Context: Individuals prone to exercise-associated muscle cramps (EAMCs) are instructed to eat bananas because of their high potassium (K(+)) concentration and carbohydrate content and the perception that K(+) imbalances and fatigue contribute to the genesis of EAMCs. No data exist about the effect of bananas on plasma K(+) concentration ([K(+)](p)) or plasma glucose concentration ([glucose](p)) after exercise in the heat.
Objective: To determine whether ingesting 0, 1, or 2 servings of bananas after 60 minutes of moderate to vigorous exercise in the heat alters [K(+)](p) or [glucose](p) and whether changes in [K(+)](p) result from hypotonic fluid effluxes or K(+) ion changes.
Design: Crossover study.
Patients or other participants: Nine euhydrated men (age = 27 ± 4 years, height = 180.3 ± 8.4 cm, mass = 84.9 ± 26.1 kg, urine specific gravity ≤ 1.006) without EAMCs volunteered.
Intervention(s): On 3 separate days, participants completed 60 minutes of moderate to vigorous cycling (temperature = 36.4°C ± 1.1°C, relative humidity = 19.4% ± 2.5%) and then ate 0 g (0 servings), 150 g (1 serving), or 300 g (2 servings) of bananas. Blood samples were collected at 3, 5, 15, 30, and 60 minutes postingestion.
Main outcome measure(s): The [K(+)](p), changes in plasma K(+) content, plasma volume changes, and [glucose](p).

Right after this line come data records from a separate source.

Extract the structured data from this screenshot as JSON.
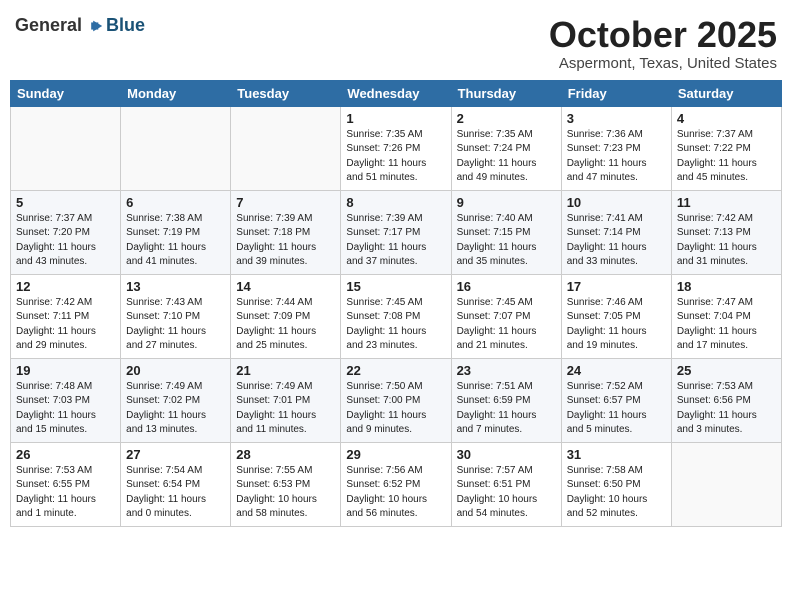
{
  "header": {
    "logo_general": "General",
    "logo_blue": "Blue",
    "month_title": "October 2025",
    "location": "Aspermont, Texas, United States"
  },
  "calendar": {
    "days_of_week": [
      "Sunday",
      "Monday",
      "Tuesday",
      "Wednesday",
      "Thursday",
      "Friday",
      "Saturday"
    ],
    "weeks": [
      [
        {
          "day": "",
          "info": ""
        },
        {
          "day": "",
          "info": ""
        },
        {
          "day": "",
          "info": ""
        },
        {
          "day": "1",
          "info": "Sunrise: 7:35 AM\nSunset: 7:26 PM\nDaylight: 11 hours\nand 51 minutes."
        },
        {
          "day": "2",
          "info": "Sunrise: 7:35 AM\nSunset: 7:24 PM\nDaylight: 11 hours\nand 49 minutes."
        },
        {
          "day": "3",
          "info": "Sunrise: 7:36 AM\nSunset: 7:23 PM\nDaylight: 11 hours\nand 47 minutes."
        },
        {
          "day": "4",
          "info": "Sunrise: 7:37 AM\nSunset: 7:22 PM\nDaylight: 11 hours\nand 45 minutes."
        }
      ],
      [
        {
          "day": "5",
          "info": "Sunrise: 7:37 AM\nSunset: 7:20 PM\nDaylight: 11 hours\nand 43 minutes."
        },
        {
          "day": "6",
          "info": "Sunrise: 7:38 AM\nSunset: 7:19 PM\nDaylight: 11 hours\nand 41 minutes."
        },
        {
          "day": "7",
          "info": "Sunrise: 7:39 AM\nSunset: 7:18 PM\nDaylight: 11 hours\nand 39 minutes."
        },
        {
          "day": "8",
          "info": "Sunrise: 7:39 AM\nSunset: 7:17 PM\nDaylight: 11 hours\nand 37 minutes."
        },
        {
          "day": "9",
          "info": "Sunrise: 7:40 AM\nSunset: 7:15 PM\nDaylight: 11 hours\nand 35 minutes."
        },
        {
          "day": "10",
          "info": "Sunrise: 7:41 AM\nSunset: 7:14 PM\nDaylight: 11 hours\nand 33 minutes."
        },
        {
          "day": "11",
          "info": "Sunrise: 7:42 AM\nSunset: 7:13 PM\nDaylight: 11 hours\nand 31 minutes."
        }
      ],
      [
        {
          "day": "12",
          "info": "Sunrise: 7:42 AM\nSunset: 7:11 PM\nDaylight: 11 hours\nand 29 minutes."
        },
        {
          "day": "13",
          "info": "Sunrise: 7:43 AM\nSunset: 7:10 PM\nDaylight: 11 hours\nand 27 minutes."
        },
        {
          "day": "14",
          "info": "Sunrise: 7:44 AM\nSunset: 7:09 PM\nDaylight: 11 hours\nand 25 minutes."
        },
        {
          "day": "15",
          "info": "Sunrise: 7:45 AM\nSunset: 7:08 PM\nDaylight: 11 hours\nand 23 minutes."
        },
        {
          "day": "16",
          "info": "Sunrise: 7:45 AM\nSunset: 7:07 PM\nDaylight: 11 hours\nand 21 minutes."
        },
        {
          "day": "17",
          "info": "Sunrise: 7:46 AM\nSunset: 7:05 PM\nDaylight: 11 hours\nand 19 minutes."
        },
        {
          "day": "18",
          "info": "Sunrise: 7:47 AM\nSunset: 7:04 PM\nDaylight: 11 hours\nand 17 minutes."
        }
      ],
      [
        {
          "day": "19",
          "info": "Sunrise: 7:48 AM\nSunset: 7:03 PM\nDaylight: 11 hours\nand 15 minutes."
        },
        {
          "day": "20",
          "info": "Sunrise: 7:49 AM\nSunset: 7:02 PM\nDaylight: 11 hours\nand 13 minutes."
        },
        {
          "day": "21",
          "info": "Sunrise: 7:49 AM\nSunset: 7:01 PM\nDaylight: 11 hours\nand 11 minutes."
        },
        {
          "day": "22",
          "info": "Sunrise: 7:50 AM\nSunset: 7:00 PM\nDaylight: 11 hours\nand 9 minutes."
        },
        {
          "day": "23",
          "info": "Sunrise: 7:51 AM\nSunset: 6:59 PM\nDaylight: 11 hours\nand 7 minutes."
        },
        {
          "day": "24",
          "info": "Sunrise: 7:52 AM\nSunset: 6:57 PM\nDaylight: 11 hours\nand 5 minutes."
        },
        {
          "day": "25",
          "info": "Sunrise: 7:53 AM\nSunset: 6:56 PM\nDaylight: 11 hours\nand 3 minutes."
        }
      ],
      [
        {
          "day": "26",
          "info": "Sunrise: 7:53 AM\nSunset: 6:55 PM\nDaylight: 11 hours\nand 1 minute."
        },
        {
          "day": "27",
          "info": "Sunrise: 7:54 AM\nSunset: 6:54 PM\nDaylight: 11 hours\nand 0 minutes."
        },
        {
          "day": "28",
          "info": "Sunrise: 7:55 AM\nSunset: 6:53 PM\nDaylight: 10 hours\nand 58 minutes."
        },
        {
          "day": "29",
          "info": "Sunrise: 7:56 AM\nSunset: 6:52 PM\nDaylight: 10 hours\nand 56 minutes."
        },
        {
          "day": "30",
          "info": "Sunrise: 7:57 AM\nSunset: 6:51 PM\nDaylight: 10 hours\nand 54 minutes."
        },
        {
          "day": "31",
          "info": "Sunrise: 7:58 AM\nSunset: 6:50 PM\nDaylight: 10 hours\nand 52 minutes."
        },
        {
          "day": "",
          "info": ""
        }
      ]
    ]
  }
}
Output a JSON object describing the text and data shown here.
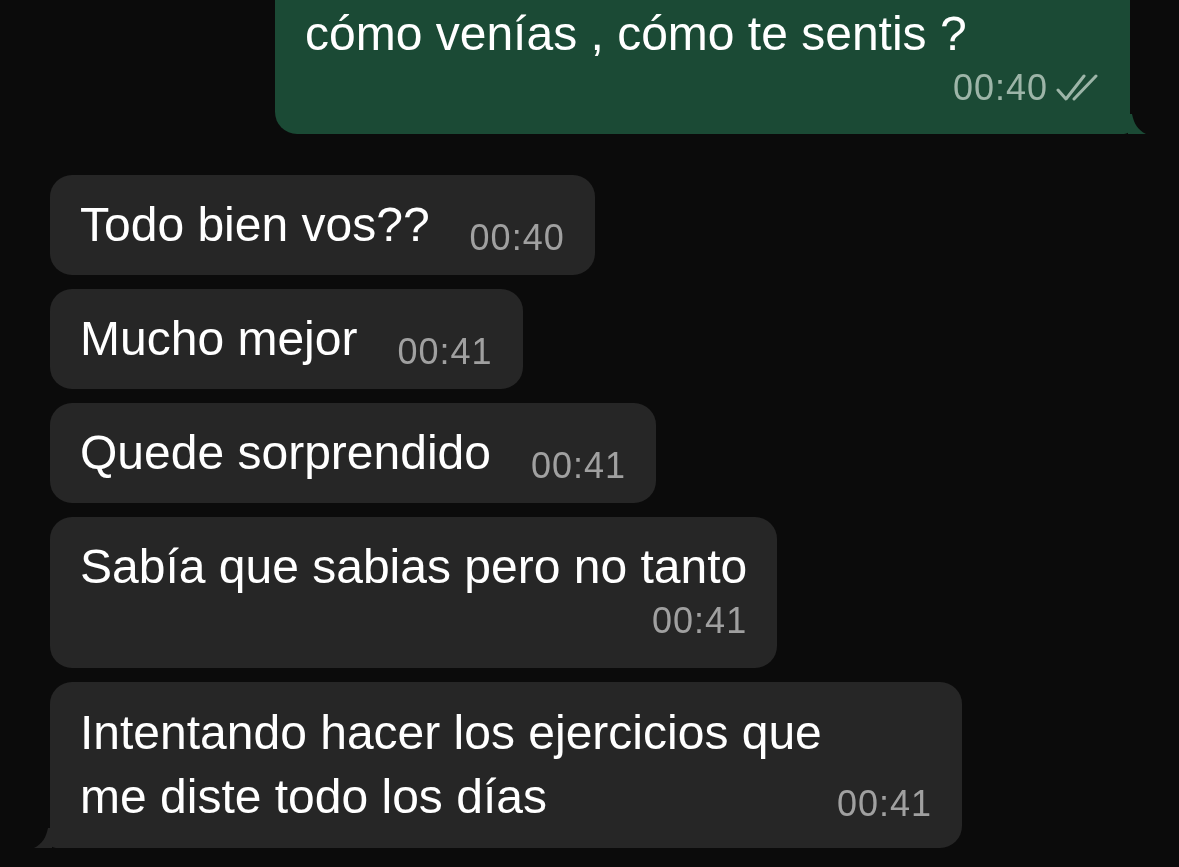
{
  "messages": [
    {
      "kind": "outgoing",
      "text": "cómo venías , cómo te sentis ?",
      "time": "00:40",
      "read": false,
      "tail": true
    },
    {
      "kind": "inline",
      "text": "Todo bien vos??",
      "time": "00:40",
      "tail": false
    },
    {
      "kind": "inline",
      "text": "Mucho mejor",
      "time": "00:41",
      "tail": false
    },
    {
      "kind": "inline",
      "text": "Quede sorprendido",
      "time": "00:41",
      "tail": false
    },
    {
      "kind": "stacked",
      "text": "Sabía que sabias pero no tanto",
      "time": "00:41",
      "tail": false
    },
    {
      "kind": "overlay",
      "text": "Intentando hacer los ejercicios que me diste todo los días",
      "time": "00:41",
      "tail": true
    }
  ]
}
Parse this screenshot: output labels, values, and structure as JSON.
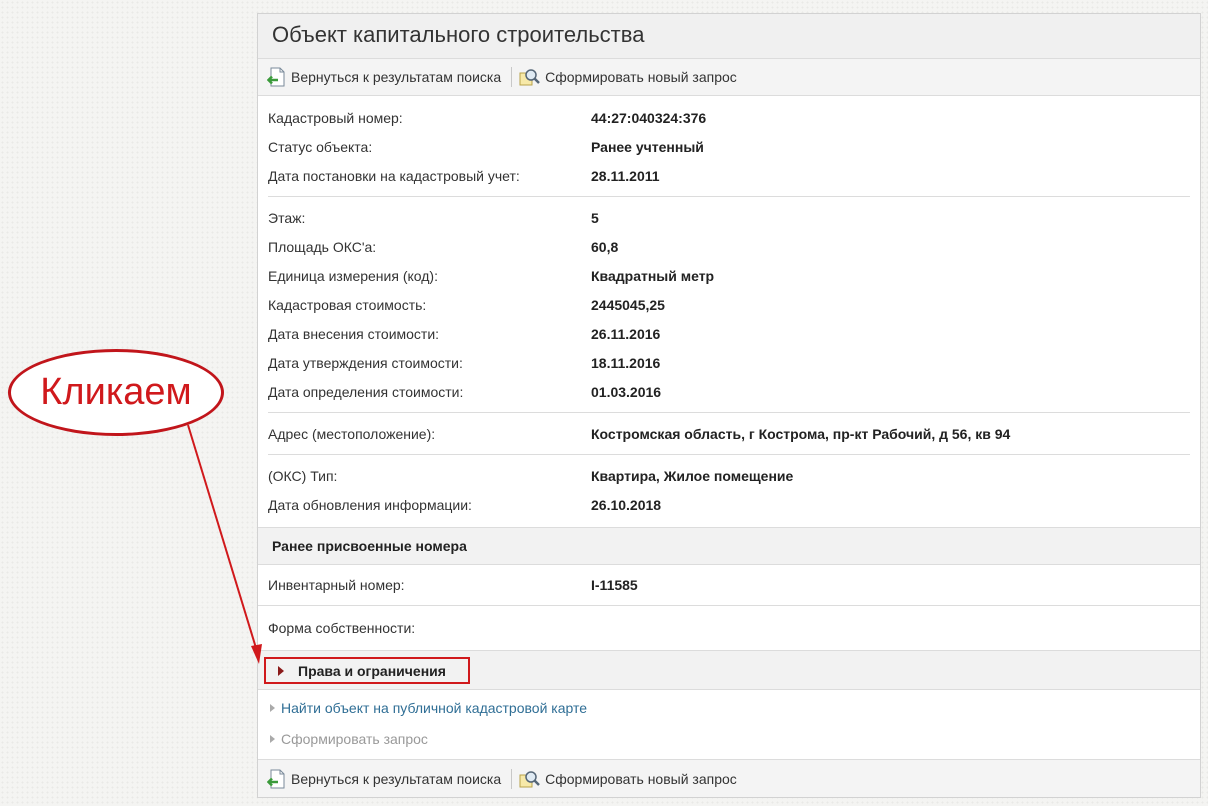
{
  "panel": {
    "title": "Объект капитального строительства"
  },
  "toolbar": {
    "back_label": "Вернуться к результатам поиска",
    "new_request_label": "Сформировать новый запрос"
  },
  "group1": [
    {
      "label": "Кадастровый номер:",
      "value": "44:27:040324:376"
    },
    {
      "label": "Статус объекта:",
      "value": "Ранее учтенный"
    },
    {
      "label": "Дата постановки на кадастровый учет:",
      "value": "28.11.2011"
    }
  ],
  "group2": [
    {
      "label": "Этаж:",
      "value": "5"
    },
    {
      "label": "Площадь ОКС'а:",
      "value": "60,8"
    },
    {
      "label": "Единица измерения (код):",
      "value": "Квадратный метр"
    },
    {
      "label": "Кадастровая стоимость:",
      "value": "2445045,25"
    },
    {
      "label": "Дата внесения стоимости:",
      "value": "26.11.2016"
    },
    {
      "label": "Дата утверждения стоимости:",
      "value": "18.11.2016"
    },
    {
      "label": "Дата определения стоимости:",
      "value": "01.03.2016"
    }
  ],
  "group3": [
    {
      "label": "Адрес (местоположение):",
      "value": "Костромская область, г Кострома, пр-кт Рабочий, д 56, кв 94"
    }
  ],
  "group4": [
    {
      "label": "(ОКС) Тип:",
      "value": "Квартира, Жилое помещение"
    },
    {
      "label": "Дата обновления информации:",
      "value": "26.10.2018"
    }
  ],
  "previous_numbers": {
    "heading": "Ранее присвоенные номера",
    "label": "Инвентарный номер:",
    "value": "I-11585"
  },
  "ownership": {
    "label": "Форма собственности:"
  },
  "rights": {
    "label": "Права и ограничения"
  },
  "links": {
    "public_map": "Найти объект на публичной кадастровой карте",
    "make_request": "Сформировать запрос"
  },
  "annotation": {
    "callout_text": "Кликаем",
    "color": "#d0191c"
  }
}
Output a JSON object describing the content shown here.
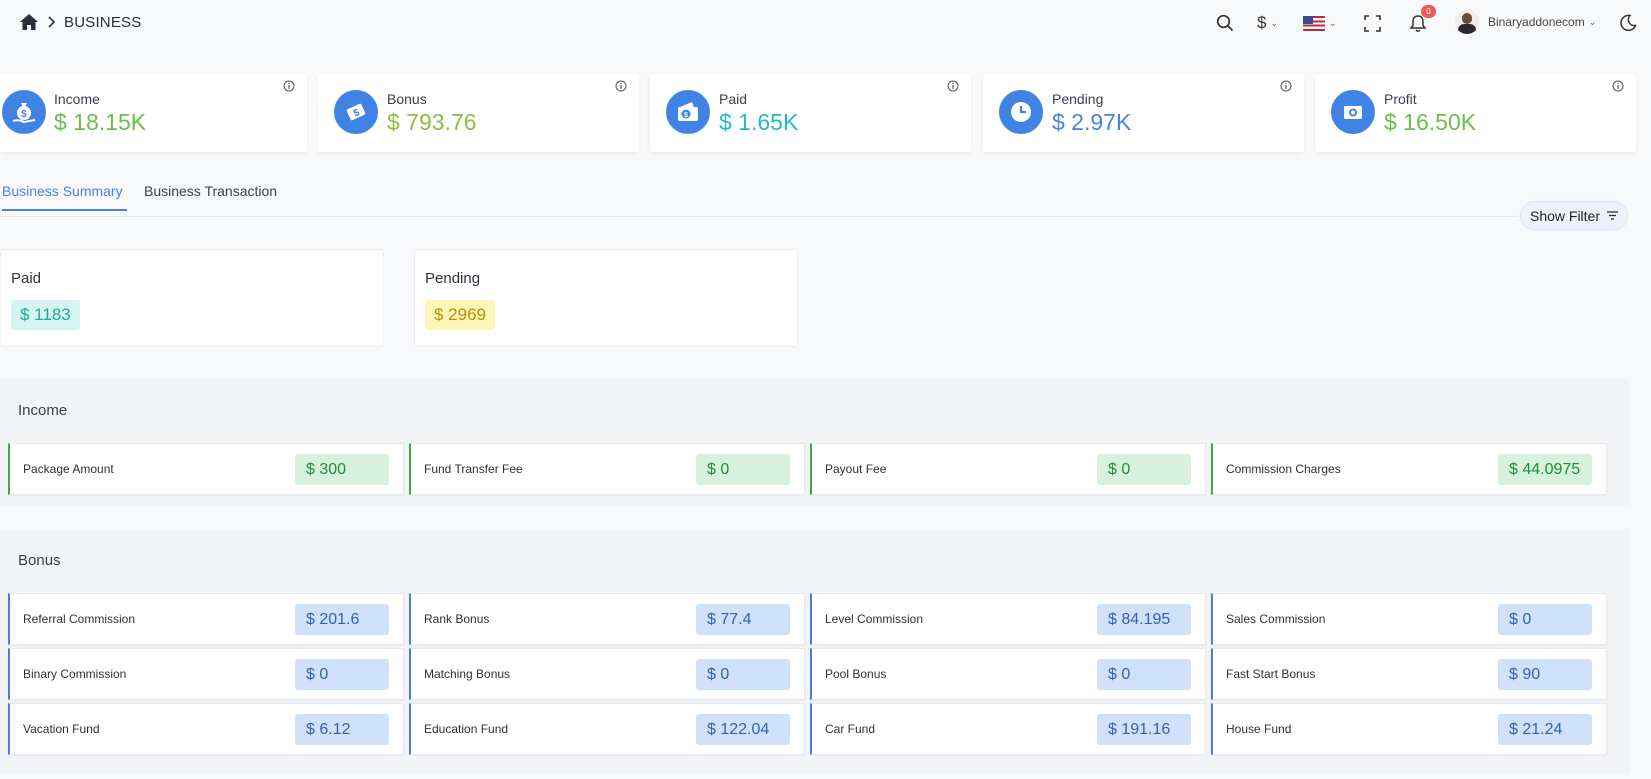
{
  "breadcrumb": {
    "current": "BUSINESS"
  },
  "topbar": {
    "currency_symbol": "$",
    "notification_count": "0",
    "username": "Binaryaddonecom"
  },
  "stats": [
    {
      "label": "Income",
      "value": "$ 18.15K",
      "color": "#6cc04a",
      "icon": "money-bag-icon"
    },
    {
      "label": "Bonus",
      "value": "$ 793.76",
      "color": "#8bbf3f",
      "icon": "cash-bill-icon"
    },
    {
      "label": "Paid",
      "value": "$ 1.65K",
      "color": "#27b8c7",
      "icon": "wallet-icon"
    },
    {
      "label": "Pending",
      "value": "$ 2.97K",
      "color": "#4a84d6",
      "icon": "clock-icon"
    },
    {
      "label": "Profit",
      "value": "$ 16.50K",
      "color": "#6cc04a",
      "icon": "money-icon"
    }
  ],
  "tabs": [
    {
      "label": "Business Summary",
      "active": true
    },
    {
      "label": "Business Transaction",
      "active": false
    }
  ],
  "filter_button": {
    "label": "Show Filter"
  },
  "summary": {
    "paid": {
      "label": "Paid",
      "value": "$ 1183",
      "bg": "#d5f5f3",
      "color": "#24a89a"
    },
    "pending": {
      "label": "Pending",
      "value": "$ 2969",
      "bg": "#fdf6b8",
      "color": "#b39400"
    }
  },
  "income": {
    "title": "Income",
    "items": [
      {
        "label": "Package Amount",
        "value": "$ 300"
      },
      {
        "label": "Fund Transfer Fee",
        "value": "$ 0"
      },
      {
        "label": "Payout Fee",
        "value": "$ 0"
      },
      {
        "label": "Commission Charges",
        "value": "$ 44.0975"
      }
    ]
  },
  "bonus": {
    "title": "Bonus",
    "items": [
      {
        "label": "Referral Commission",
        "value": "$ 201.6"
      },
      {
        "label": "Rank Bonus",
        "value": "$ 77.4"
      },
      {
        "label": "Level Commission",
        "value": "$ 84.195"
      },
      {
        "label": "Sales Commission",
        "value": "$ 0"
      },
      {
        "label": "Binary Commission",
        "value": "$ 0"
      },
      {
        "label": "Matching Bonus",
        "value": "$ 0"
      },
      {
        "label": "Pool Bonus",
        "value": "$ 0"
      },
      {
        "label": "Fast Start Bonus",
        "value": "$ 90"
      },
      {
        "label": "Vacation Fund",
        "value": "$ 6.12"
      },
      {
        "label": "Education Fund",
        "value": "$ 122.04"
      },
      {
        "label": "Car Fund",
        "value": "$ 191.16"
      },
      {
        "label": "House Fund",
        "value": "$ 21.24"
      }
    ]
  }
}
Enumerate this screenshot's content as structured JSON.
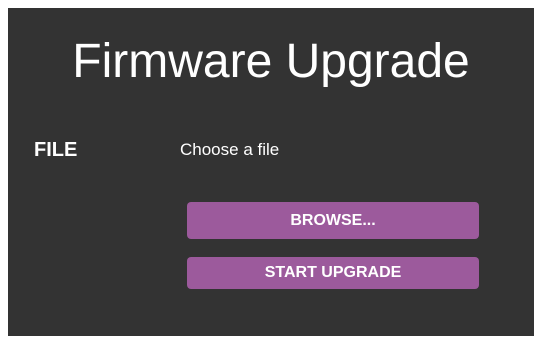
{
  "page": {
    "title": "Firmware Upgrade"
  },
  "file": {
    "label": "FILE",
    "value": "Choose a file"
  },
  "actions": {
    "browse_label": "BROWSE...",
    "start_upgrade_label": "START UPGRADE"
  },
  "colors": {
    "panel_background": "#333333",
    "button_background": "#9c5a9c",
    "text": "#ffffff"
  }
}
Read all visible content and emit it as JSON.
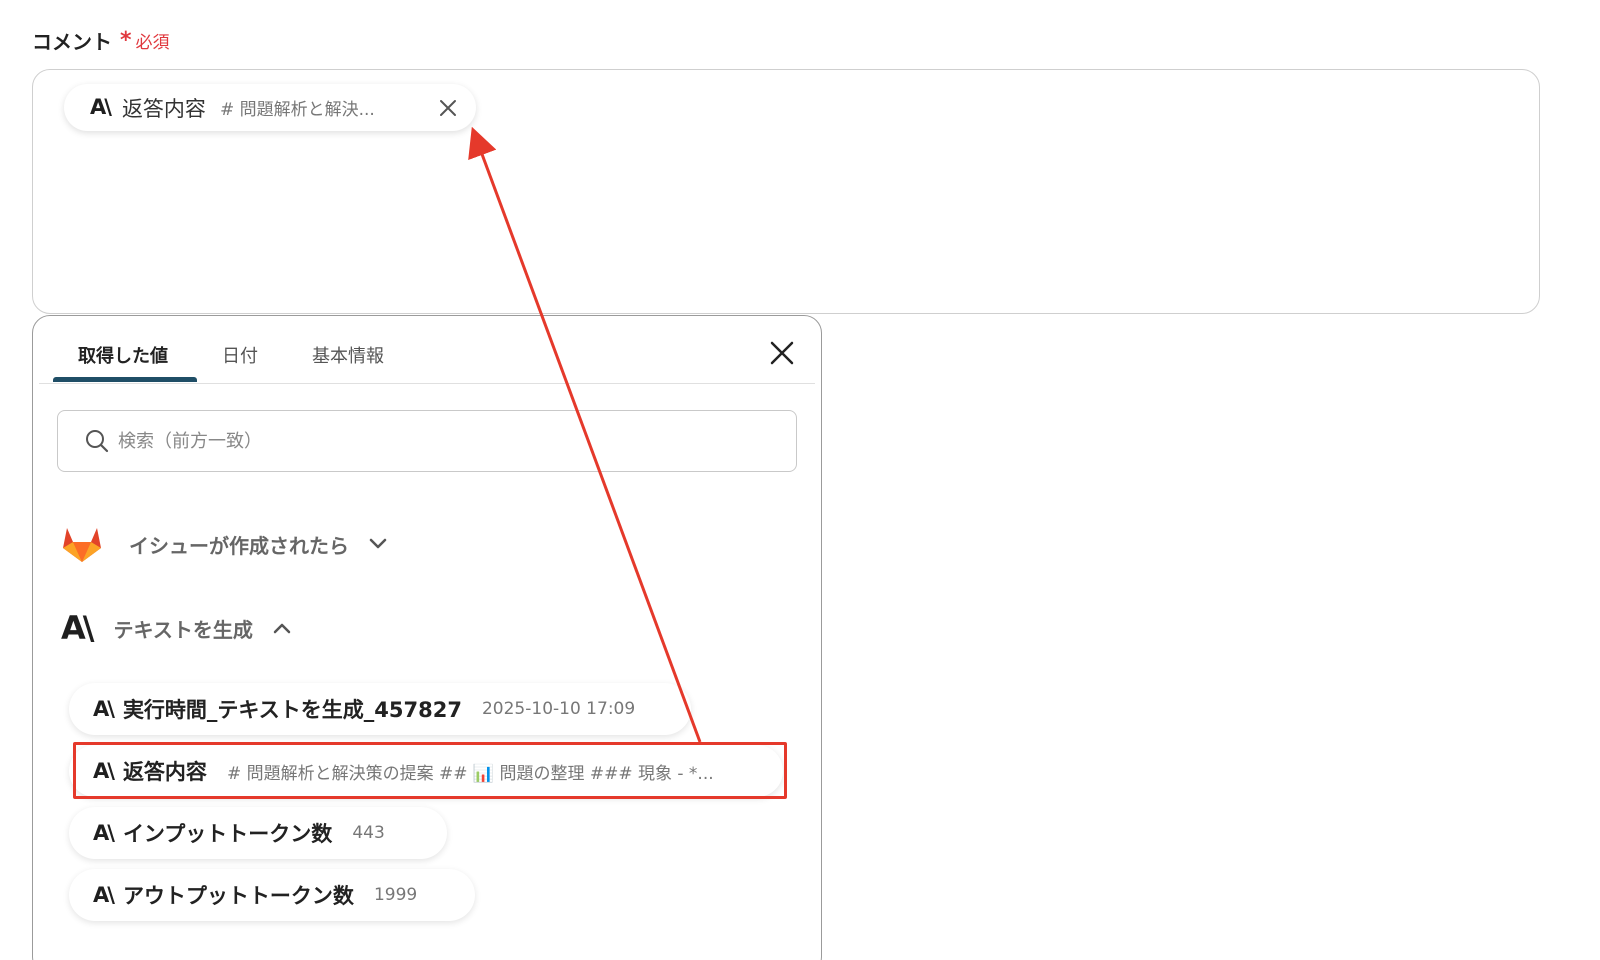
{
  "field": {
    "label": "コメント",
    "required_star": "*",
    "required_text": "必須"
  },
  "chip": {
    "logo": "A\\",
    "title": "返答内容",
    "preview": "# 問題解析と解決...",
    "close_icon": "close-icon"
  },
  "panel": {
    "tabs": [
      {
        "label": "取得した値",
        "active": true
      },
      {
        "label": "日付",
        "active": false
      },
      {
        "label": "基本情報",
        "active": false
      }
    ],
    "search": {
      "placeholder": "検索（前方一致）",
      "value": ""
    },
    "groups": [
      {
        "title": "イシューが作成されたら",
        "icon": "gitlab-fox-icon",
        "expanded": false
      },
      {
        "title": "テキストを生成",
        "icon": "anthropic-logo-icon",
        "expanded": true
      }
    ],
    "items": [
      {
        "logo": "A\\",
        "title": "実行時間_テキストを生成_457827",
        "value": "2025-10-10 17:09"
      },
      {
        "logo": "A\\",
        "title": "返答内容",
        "value": "# 問題解析と解決策の提案 ## 📊 問題の整理 ### 現象 - *..."
      },
      {
        "logo": "A\\",
        "title": "インプットトークン数",
        "value": "443"
      },
      {
        "logo": "A\\",
        "title": "アウトプットトークン数",
        "value": "1999"
      }
    ]
  },
  "colors": {
    "required": "#e0383e",
    "tab_underline": "#1f4e66",
    "annotation": "#e5392b"
  }
}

Results: The [K(+)](p) differed between conditions at 60 minutes; 2 servings (4.6 ± 0.3 mmol/L [conventional unit = 4.6 ± 0.3 mEq/L]) was greater than 1 serving (4.5 ± 0.2 mmol/L [conventional unit = 4.5 ± 0.2 mEq/L]) and 0 servings (4.4 ± 0.3 mmol/L [conventional unit = 4.4 ± 0.3 mEq/L]) (P < .05). The [K(+)](p) was greater at 60 minutes than at 3 and 5 minutes in the 1-serving condition and was greater at 30 and 60 minutes than at 3 and 5 minutes in the 2-servings condition (P < .05). Percentage change in K(+) content was greater only at 30 and 60 minutes postingestion than at baseline in the 2-servings condition (4.4% ± 3.7% and 5.8% ± 2.3% increase, respectively) (P < .05). The plasma volume changes among conditions were unremarkable. The [glucose](p) was greater in the 2-servings condition than in all other conditions at 15, 30, and 60 minutes (P < .05).
Conclusions: The effect of banana ingestion on EAMCs is unknown; however, these data suggested bananas are unlikely to relieve EAMCs by increasing extracellular [K(+)] or [glucose](p). The increases in [K(+)](p) were marginal and within normal clinical values. The changes in [K(+)](p), plasma K(+) content, and [glucose](p) do not occur quickly enough to treat acute EAMCs, especially if they develop near the end of competition.